Posted at 5:12 PM, Dec 10, 2019
and last updated 2019-12-10 20:23:40-05

LAS VEGAS (KTNV) — On Tuesday, Nevada Attorney General Aaron D. Ford wrote a letter to the Federal Trade Commission (FTC) asking the agency to strengthen its rules prohibiting websites, mobile applications and other digital marketing companies from collecting personal information from children under the age of 13 and using that information to track children across the internet.

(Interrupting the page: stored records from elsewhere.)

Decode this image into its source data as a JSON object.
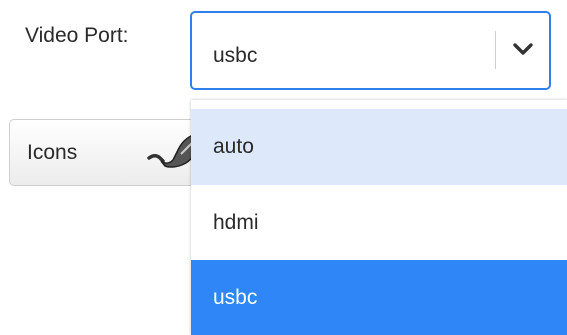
{
  "video_port": {
    "label": "Video Port:",
    "selected_value": "usbc",
    "options": [
      "auto",
      "hdmi",
      "usbc"
    ],
    "hovered_option": "auto",
    "chevron_icon": "chevron-down-icon"
  },
  "icons_button": {
    "label": "Icons",
    "icon": "pointing-hand-icon"
  },
  "colors": {
    "accent": "#2f80ed",
    "option_hover": "#dde8fb",
    "option_selected": "#2f86f6",
    "text": "#2a2a2a"
  }
}
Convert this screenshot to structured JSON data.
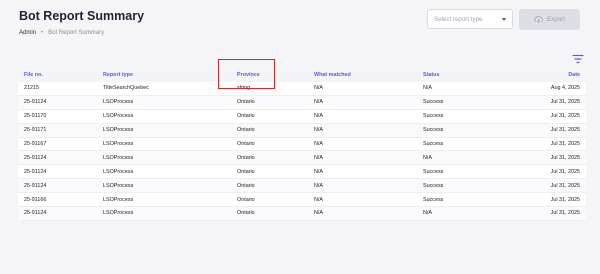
{
  "header": {
    "title": "Bot Report Summary",
    "breadcrumb": [
      "Admin",
      "Bot Report Summary"
    ]
  },
  "toolbar": {
    "select_placeholder": "Select report type",
    "export_label": "Export"
  },
  "table": {
    "columns": [
      "File no.",
      "Report type",
      "Province",
      "What matched",
      "Status",
      "Date"
    ],
    "rows": [
      [
        "21215",
        "TitleSearchQuebec",
        "string",
        "N/A",
        "N/A",
        "Aug 4, 2025"
      ],
      [
        "25-91124",
        "LSOProcess",
        "Ontario",
        "N/A",
        "Success",
        "Jul 31, 2025"
      ],
      [
        "25-91170",
        "LSOProcess",
        "Ontario",
        "N/A",
        "Success",
        "Jul 31, 2025"
      ],
      [
        "25-91171",
        "LSOProcess",
        "Ontario",
        "N/A",
        "Success",
        "Jul 31, 2025"
      ],
      [
        "25-91167",
        "LSOProcess",
        "Ontario",
        "N/A",
        "Success",
        "Jul 31, 2025"
      ],
      [
        "25-91124",
        "LSOProcess",
        "Ontario",
        "N/A",
        "N/A",
        "Jul 31, 2025"
      ],
      [
        "25-91124",
        "LSOProcess",
        "Ontario",
        "N/A",
        "Success",
        "Jul 31, 2025"
      ],
      [
        "25-91124",
        "LSOProcess",
        "Ontario",
        "N/A",
        "Success",
        "Jul 31, 2025"
      ],
      [
        "25-91166",
        "LSOProcess",
        "Ontario",
        "N/A",
        "Success",
        "Jul 31, 2025"
      ],
      [
        "25-91124",
        "LSOProcess",
        "Ontario",
        "N/A",
        "N/A",
        "Jul 31, 2025"
      ]
    ]
  },
  "colors": {
    "accent": "#5b5bd6",
    "highlight": "#e02424"
  },
  "icons": {
    "filter": "filter-icon",
    "export": "cloud-download-icon",
    "dropdown": "chevron-down-icon"
  }
}
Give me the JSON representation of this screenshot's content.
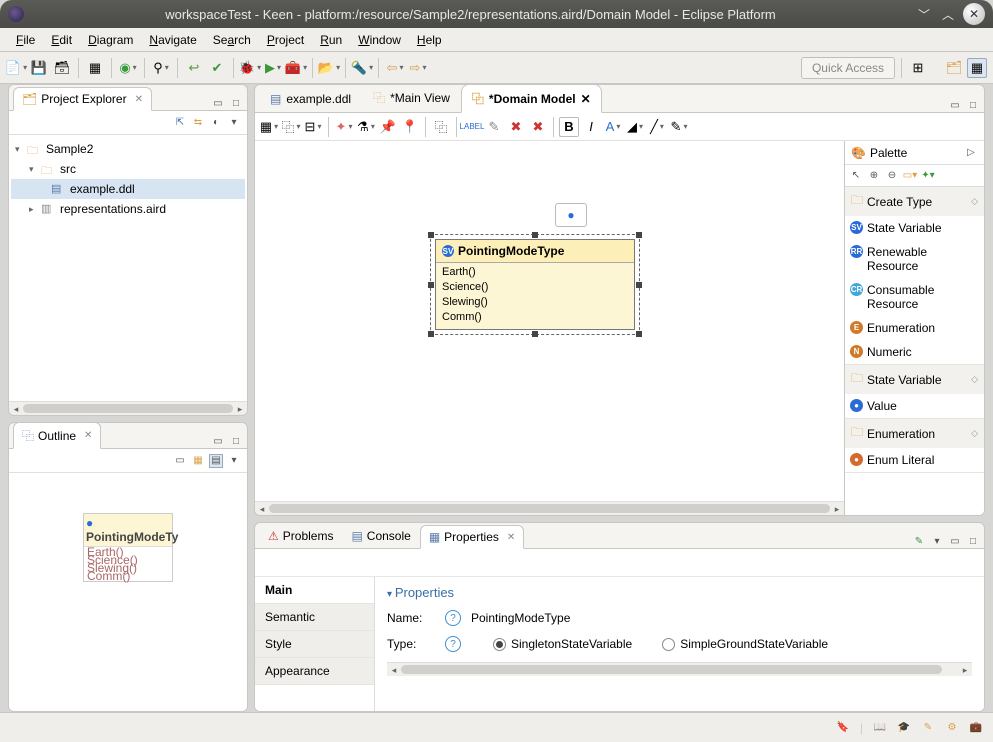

In addition to AG Ford, 25 other state attorneys general submitted their comments to the FTC.

“Children are more susceptible to deception and exploitation, which is why I’m proud to push for added legal protections for our minors,” said AG Ford. “No one should be allowed to take advantage of Nevada’s children by collecting their private information.”

Many websites and mobile applications collect personal information from users, including geolocation information, browser histories, search histories, voice recordings and more.

In 1996, Congress passed the Children’s Online Privacy Protection Act (COPPA) prohibiting this type of data collection from children under the age of 13.

Both the FTC and all state attorneys general are empowered to enforce COPPA, though only the FTC is empowered to issue regulations based on COPPA.

In his letter, AG Ford is urging the FTC to expand its definitions of personal information to include things like faceprints used to unlock consumers’ cellphones, health data from Internet-connected smart watches, and kids’ genetic information.

The letter also urges the FTC to clamp down on companies that embed code in children’s mobile applications and collect data in order to serve children behavioral advertising, and to examine how the rules apply to school-issued laptops that are “free” so long as companies get to collect information from the students using them.

The attorneys general also urged the FTC not to create exceptions to the rule that would allow massive websites like YouTube to skirt COPPA’s requirements.

In addition to Nevada, other attorneys general participating in this letter include: Connecticut, Delaware, the District of Columbia, Idaho, Illinois, Iowa, Kentucky, Louisiana, Maine, Maryland, Massachusetts, Michigan, Minnesota, Mississippi, Nebraska, New Mexico, New York, North Carolina, Oregon, Pennsylvania, Tennessee, Vermont, Virginia and Washington.